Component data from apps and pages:
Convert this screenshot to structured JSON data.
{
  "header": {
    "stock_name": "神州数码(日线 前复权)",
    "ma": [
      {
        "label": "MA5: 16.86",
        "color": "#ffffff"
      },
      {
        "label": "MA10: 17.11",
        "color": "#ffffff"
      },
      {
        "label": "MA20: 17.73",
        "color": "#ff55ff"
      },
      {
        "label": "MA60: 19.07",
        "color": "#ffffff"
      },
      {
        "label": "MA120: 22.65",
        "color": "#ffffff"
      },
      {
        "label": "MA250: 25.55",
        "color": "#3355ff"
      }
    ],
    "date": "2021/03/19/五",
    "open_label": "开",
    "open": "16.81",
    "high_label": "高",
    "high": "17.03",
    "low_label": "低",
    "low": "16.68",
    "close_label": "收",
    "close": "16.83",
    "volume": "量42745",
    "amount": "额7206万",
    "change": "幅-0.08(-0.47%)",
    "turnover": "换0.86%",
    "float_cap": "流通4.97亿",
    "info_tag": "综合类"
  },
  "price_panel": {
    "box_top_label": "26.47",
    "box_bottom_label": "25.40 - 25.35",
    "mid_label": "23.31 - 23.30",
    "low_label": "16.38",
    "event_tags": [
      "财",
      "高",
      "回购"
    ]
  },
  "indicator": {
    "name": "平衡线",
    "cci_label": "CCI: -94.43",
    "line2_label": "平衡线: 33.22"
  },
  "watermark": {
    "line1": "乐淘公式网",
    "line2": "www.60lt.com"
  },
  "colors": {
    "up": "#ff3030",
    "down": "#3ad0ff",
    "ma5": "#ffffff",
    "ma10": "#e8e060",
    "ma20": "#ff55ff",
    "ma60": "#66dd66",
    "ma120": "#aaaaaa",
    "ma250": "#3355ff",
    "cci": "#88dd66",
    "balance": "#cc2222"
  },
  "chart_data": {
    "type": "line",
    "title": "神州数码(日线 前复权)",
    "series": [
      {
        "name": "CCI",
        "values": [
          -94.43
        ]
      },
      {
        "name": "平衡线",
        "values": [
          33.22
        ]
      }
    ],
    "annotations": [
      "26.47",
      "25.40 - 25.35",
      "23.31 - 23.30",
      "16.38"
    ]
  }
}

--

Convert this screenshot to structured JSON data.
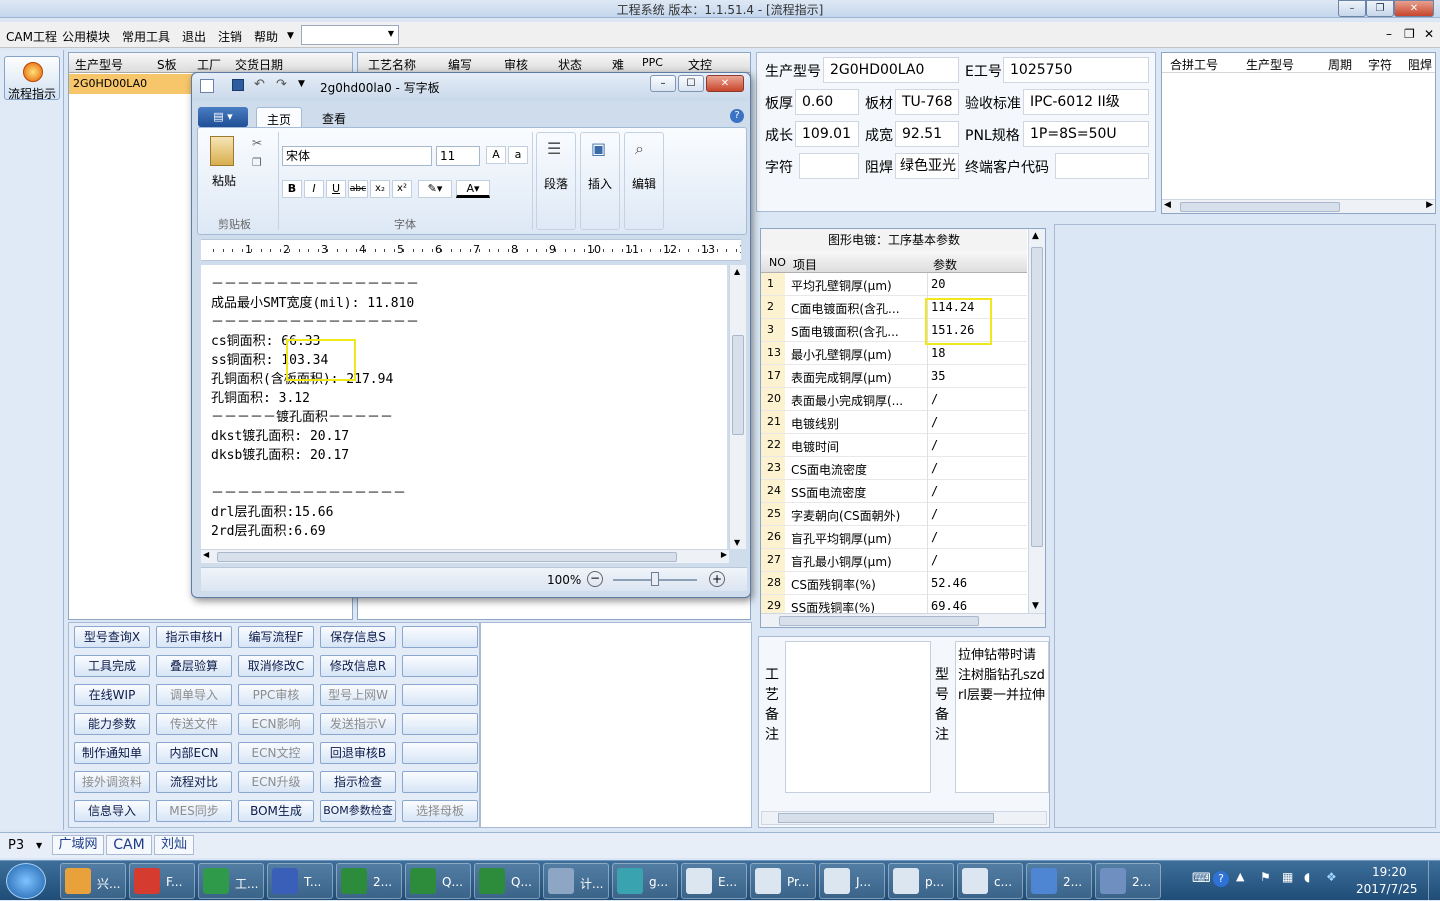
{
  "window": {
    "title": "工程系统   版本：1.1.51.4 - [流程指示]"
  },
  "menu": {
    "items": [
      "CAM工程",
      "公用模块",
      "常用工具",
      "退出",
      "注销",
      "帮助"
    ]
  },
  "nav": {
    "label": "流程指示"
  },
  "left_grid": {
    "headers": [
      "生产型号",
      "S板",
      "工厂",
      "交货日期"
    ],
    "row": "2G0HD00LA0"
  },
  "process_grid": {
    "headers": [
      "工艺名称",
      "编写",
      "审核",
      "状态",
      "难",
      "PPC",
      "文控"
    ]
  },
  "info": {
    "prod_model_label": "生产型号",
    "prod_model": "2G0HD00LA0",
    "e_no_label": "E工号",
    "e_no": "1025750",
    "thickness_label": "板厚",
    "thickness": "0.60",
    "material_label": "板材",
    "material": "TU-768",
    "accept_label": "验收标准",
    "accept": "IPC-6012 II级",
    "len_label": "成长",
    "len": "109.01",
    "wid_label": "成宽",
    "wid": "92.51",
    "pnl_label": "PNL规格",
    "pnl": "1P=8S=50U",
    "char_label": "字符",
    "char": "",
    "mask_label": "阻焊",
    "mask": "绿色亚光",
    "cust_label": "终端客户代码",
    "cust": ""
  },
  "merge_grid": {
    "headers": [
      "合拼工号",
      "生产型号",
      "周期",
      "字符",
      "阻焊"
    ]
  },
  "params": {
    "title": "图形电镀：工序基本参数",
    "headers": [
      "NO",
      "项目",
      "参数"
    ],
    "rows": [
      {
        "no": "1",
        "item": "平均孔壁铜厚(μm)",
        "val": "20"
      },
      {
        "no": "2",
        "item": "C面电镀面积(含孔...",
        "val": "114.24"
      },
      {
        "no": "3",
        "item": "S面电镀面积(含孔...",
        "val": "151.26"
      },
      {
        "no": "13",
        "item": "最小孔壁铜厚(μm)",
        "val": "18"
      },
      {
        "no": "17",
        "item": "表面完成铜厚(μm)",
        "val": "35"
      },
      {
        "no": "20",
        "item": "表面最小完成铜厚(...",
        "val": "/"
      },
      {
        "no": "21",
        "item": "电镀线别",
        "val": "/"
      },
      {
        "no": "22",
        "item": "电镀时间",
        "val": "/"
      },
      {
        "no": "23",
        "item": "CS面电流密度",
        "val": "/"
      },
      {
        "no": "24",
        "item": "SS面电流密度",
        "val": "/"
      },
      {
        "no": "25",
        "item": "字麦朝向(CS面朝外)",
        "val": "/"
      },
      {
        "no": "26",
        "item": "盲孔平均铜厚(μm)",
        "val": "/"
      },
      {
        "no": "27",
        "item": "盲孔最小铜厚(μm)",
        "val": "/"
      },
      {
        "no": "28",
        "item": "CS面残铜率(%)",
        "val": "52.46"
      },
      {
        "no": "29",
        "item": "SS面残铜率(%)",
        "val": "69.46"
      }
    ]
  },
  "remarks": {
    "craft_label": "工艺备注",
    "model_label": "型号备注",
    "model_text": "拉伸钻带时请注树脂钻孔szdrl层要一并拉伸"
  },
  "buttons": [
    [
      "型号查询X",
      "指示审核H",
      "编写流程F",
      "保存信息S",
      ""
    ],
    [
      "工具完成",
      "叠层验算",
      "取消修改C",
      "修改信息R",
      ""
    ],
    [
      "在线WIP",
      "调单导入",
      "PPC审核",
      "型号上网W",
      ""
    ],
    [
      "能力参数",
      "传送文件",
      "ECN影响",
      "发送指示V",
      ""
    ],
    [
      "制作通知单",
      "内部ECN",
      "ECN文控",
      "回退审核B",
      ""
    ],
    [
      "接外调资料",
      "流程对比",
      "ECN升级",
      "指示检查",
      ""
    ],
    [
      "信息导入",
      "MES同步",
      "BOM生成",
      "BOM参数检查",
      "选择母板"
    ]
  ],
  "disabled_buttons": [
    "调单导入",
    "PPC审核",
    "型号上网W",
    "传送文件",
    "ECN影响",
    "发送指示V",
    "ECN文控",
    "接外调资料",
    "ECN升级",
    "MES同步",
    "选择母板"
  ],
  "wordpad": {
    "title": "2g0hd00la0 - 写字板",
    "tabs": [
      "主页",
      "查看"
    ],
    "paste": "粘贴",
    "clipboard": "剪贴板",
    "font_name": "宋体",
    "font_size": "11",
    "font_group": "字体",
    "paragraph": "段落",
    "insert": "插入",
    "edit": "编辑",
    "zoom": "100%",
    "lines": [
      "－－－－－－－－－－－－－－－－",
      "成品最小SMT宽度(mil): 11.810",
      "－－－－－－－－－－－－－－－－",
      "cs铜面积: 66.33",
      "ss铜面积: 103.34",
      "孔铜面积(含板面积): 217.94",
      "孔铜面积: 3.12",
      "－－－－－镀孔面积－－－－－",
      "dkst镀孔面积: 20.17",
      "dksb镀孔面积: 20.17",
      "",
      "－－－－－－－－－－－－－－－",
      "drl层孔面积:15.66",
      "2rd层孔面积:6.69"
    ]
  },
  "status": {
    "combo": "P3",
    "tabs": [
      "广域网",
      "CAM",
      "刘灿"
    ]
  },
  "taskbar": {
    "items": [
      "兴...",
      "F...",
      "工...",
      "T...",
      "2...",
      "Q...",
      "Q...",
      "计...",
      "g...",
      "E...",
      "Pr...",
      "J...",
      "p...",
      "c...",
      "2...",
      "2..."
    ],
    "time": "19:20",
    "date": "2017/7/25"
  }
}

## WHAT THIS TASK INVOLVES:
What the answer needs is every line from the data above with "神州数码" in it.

## WRITTEN SOLUTION:
    "stock_name": "神州数码(日线 前复权)",
    "title": "神州数码(日线 前复权)",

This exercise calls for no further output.